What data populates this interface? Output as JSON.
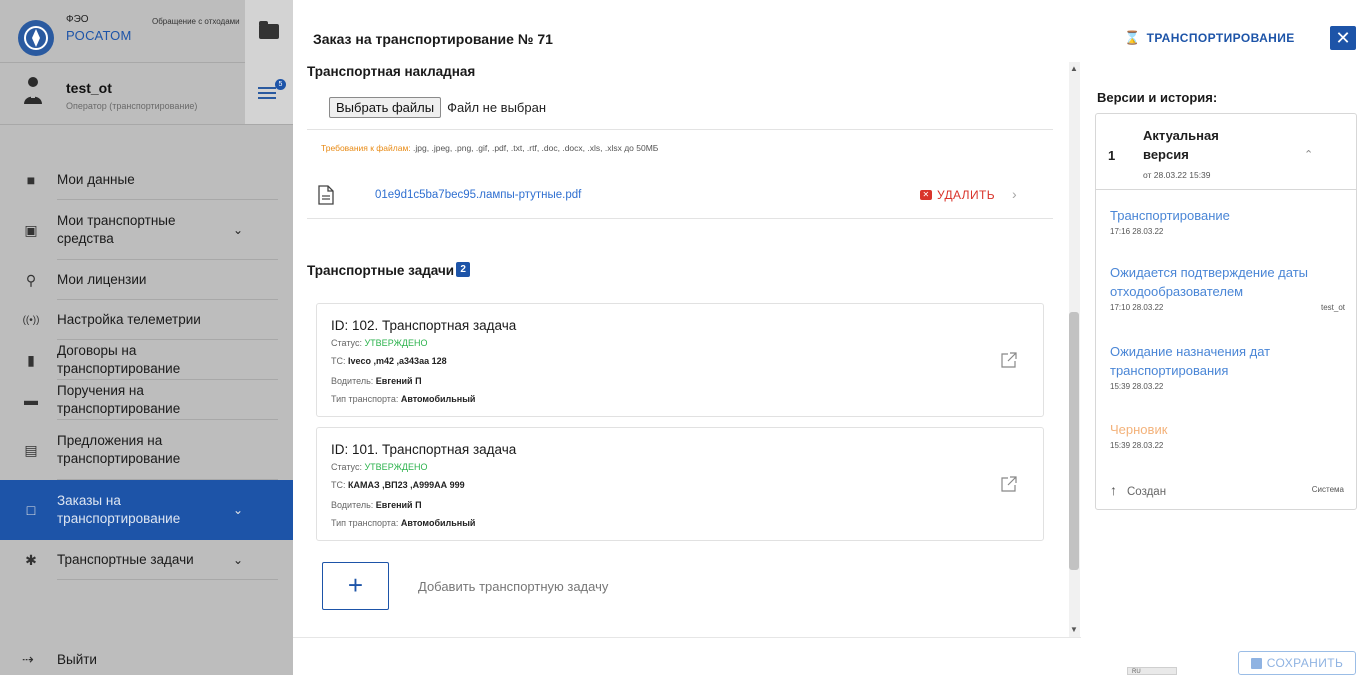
{
  "sidebar": {
    "brand_small": "ФЭО",
    "brand_big": "РОСАТОМ",
    "brand_desc": "Обращение с отходами I и II классов опасности",
    "user_name": "test_ot",
    "user_role": "Оператор (транспортирование)",
    "tasks_badge": "5",
    "items": [
      {
        "label": "Мои данные",
        "icon": "folder-icon"
      },
      {
        "label": "Мои транспортные средства",
        "icon": "bus-icon",
        "chevron": "⌄"
      },
      {
        "label": "Мои лицензии",
        "icon": "award-icon"
      },
      {
        "label": "Настройка телеметрии",
        "icon": "signal-icon"
      },
      {
        "label": "Договоры на транспортирование",
        "icon": "file-icon"
      },
      {
        "label": "Поручения на транспортирование",
        "icon": "folder-icon"
      },
      {
        "label": "Предложения на транспортирование",
        "icon": "document-icon"
      },
      {
        "label": "Заказы на транспортирование",
        "icon": "order-icon",
        "chevron": "⌄"
      },
      {
        "label": "Транспортные задачи",
        "icon": "puzzle-icon",
        "chevron": "⌄"
      }
    ],
    "logout_label": "Выйти"
  },
  "header": {
    "title": "Заказ на транспортирование № 71",
    "status": "ТРАНСПОРТИРОВАНИЕ",
    "close": "✕"
  },
  "invoice": {
    "title": "Транспортная накладная",
    "choose_button": "Выбрать файлы",
    "no_file": "Файл не выбран",
    "requirements_label": "Требования к файлам:",
    "requirements_types": ".jpg, .jpeg, .png, .gif, .pdf, .txt, .rtf, .doc, .docx, .xls, .xlsx до 50МБ",
    "file_name": "01e9d1c5ba7bec95.лампы-ртутные.pdf",
    "delete_label": "УДАЛИТЬ"
  },
  "tasks": {
    "title": "Транспортные задачи",
    "count": "2",
    "items": [
      {
        "title": "ID: 102. Транспортная задача",
        "status_label": "Статус:",
        "status": "УТВЕРЖДЕНО",
        "vehicle_label": "ТС:",
        "vehicle": "Iveco ,m42 ,a343aa 128",
        "driver_label": "Водитель:",
        "driver": "Евгений П",
        "type_label": "Тип транспорта:",
        "type": "Автомобильный"
      },
      {
        "title": "ID: 101. Транспортная задача",
        "status_label": "Статус:",
        "status": "УТВЕРЖДЕНО",
        "vehicle_label": "ТС:",
        "vehicle": "КАМАЗ ,ВП23 ,А999АА 999",
        "driver_label": "Водитель:",
        "driver": "Евгений П",
        "type_label": "Тип транспорта:",
        "type": "Автомобильный"
      }
    ],
    "add_label": "Добавить транспортную задачу"
  },
  "history": {
    "title": "Версии и история:",
    "current_num": "1",
    "current_label": "Актуальная версия",
    "current_date": "от 28.03.22 15:39",
    "entries": [
      {
        "title": "Транспортирование",
        "meta": "17:16 28.03.22",
        "user": ""
      },
      {
        "title": "Ожидается подтверждение даты отходообразователем",
        "meta": "17:10 28.03.22",
        "user": "test_ot"
      },
      {
        "title": "Ожидание назначения дат транспортирования",
        "meta": "15:39 28.03.22",
        "user": ""
      },
      {
        "title": "Черновик",
        "meta": "15:39 28.03.22",
        "user": ""
      }
    ],
    "created_label": "Создан",
    "created_by": "Система"
  },
  "footer": {
    "save_label": "СОХРАНИТЬ",
    "lang": "RU"
  },
  "colors": {
    "accent": "#1d54a8",
    "sidebar_bg": "#bdbdbd",
    "approved": "#2bb24c",
    "delete": "#d9342b",
    "draft": "#f3b27a",
    "requirements": "#e88a14"
  }
}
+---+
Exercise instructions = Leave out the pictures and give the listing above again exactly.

Response area =
What data populates this interface? Output as JSON.
{
  "sidebar": {
    "brand_small": "ФЭО",
    "brand_big": "РОСАТОМ",
    "brand_desc": "Обращение с отходами I и II классов опасности",
    "user_name": "test_ot",
    "user_role": "Оператор (транспортирование)",
    "tasks_badge": "5",
    "items": [
      {
        "label": "Мои данные",
        "icon": "folder-icon"
      },
      {
        "label": "Мои транспортные средства",
        "icon": "bus-icon",
        "chevron": "⌄"
      },
      {
        "label": "Мои лицензии",
        "icon": "award-icon"
      },
      {
        "label": "Настройка телеметрии",
        "icon": "signal-icon"
      },
      {
        "label": "Договоры на транспортирование",
        "icon": "file-icon"
      },
      {
        "label": "Поручения на транспортирование",
        "icon": "folder-icon"
      },
      {
        "label": "Предложения на транспортирование",
        "icon": "document-icon"
      },
      {
        "label": "Заказы на транспортирование",
        "icon": "order-icon",
        "chevron": "⌄"
      },
      {
        "label": "Транспортные задачи",
        "icon": "puzzle-icon",
        "chevron": "⌄"
      }
    ],
    "logout_label": "Выйти"
  },
  "header": {
    "title": "Заказ на транспортирование № 71",
    "status": "ТРАНСПОРТИРОВАНИЕ",
    "close": "✕"
  },
  "invoice": {
    "title": "Транспортная накладная",
    "choose_button": "Выбрать файлы",
    "no_file": "Файл не выбран",
    "requirements_label": "Требования к файлам:",
    "requirements_types": ".jpg, .jpeg, .png, .gif, .pdf, .txt, .rtf, .doc, .docx, .xls, .xlsx до 50МБ",
    "file_name": "01e9d1c5ba7bec95.лампы-ртутные.pdf",
    "delete_label": "УДАЛИТЬ"
  },
  "tasks": {
    "title": "Транспортные задачи",
    "count": "2",
    "items": [
      {
        "title": "ID: 102. Транспортная задача",
        "status_label": "Статус:",
        "status": "УТВЕРЖДЕНО",
        "vehicle_label": "ТС:",
        "vehicle": "Iveco ,m42 ,a343aa 128",
        "driver_label": "Водитель:",
        "driver": "Евгений П",
        "type_label": "Тип транспорта:",
        "type": "Автомобильный"
      },
      {
        "title": "ID: 101. Транспортная задача",
        "status_label": "Статус:",
        "status": "УТВЕРЖДЕНО",
        "vehicle_label": "ТС:",
        "vehicle": "КАМАЗ ,ВП23 ,А999АА 999",
        "driver_label": "Водитель:",
        "driver": "Евгений П",
        "type_label": "Тип транспорта:",
        "type": "Автомобильный"
      }
    ],
    "add_label": "Добавить транспортную задачу"
  },
  "history": {
    "title": "Версии и история:",
    "current_num": "1",
    "current_label": "Актуальная версия",
    "current_date": "от 28.03.22 15:39",
    "entries": [
      {
        "title": "Транспортирование",
        "meta": "17:16 28.03.22",
        "user": ""
      },
      {
        "title": "Ожидается подтверждение даты отходообразователем",
        "meta": "17:10 28.03.22",
        "user": "test_ot"
      },
      {
        "title": "Ожидание назначения дат транспортирования",
        "meta": "15:39 28.03.22",
        "user": ""
      },
      {
        "title": "Черновик",
        "meta": "15:39 28.03.22",
        "user": ""
      }
    ],
    "created_label": "Создан",
    "created_by": "Система"
  },
  "footer": {
    "save_label": "СОХРАНИТЬ",
    "lang": "RU"
  },
  "colors": {
    "accent": "#1d54a8",
    "sidebar_bg": "#bdbdbd",
    "approved": "#2bb24c",
    "delete": "#d9342b",
    "draft": "#f3b27a",
    "requirements": "#e88a14"
  }
}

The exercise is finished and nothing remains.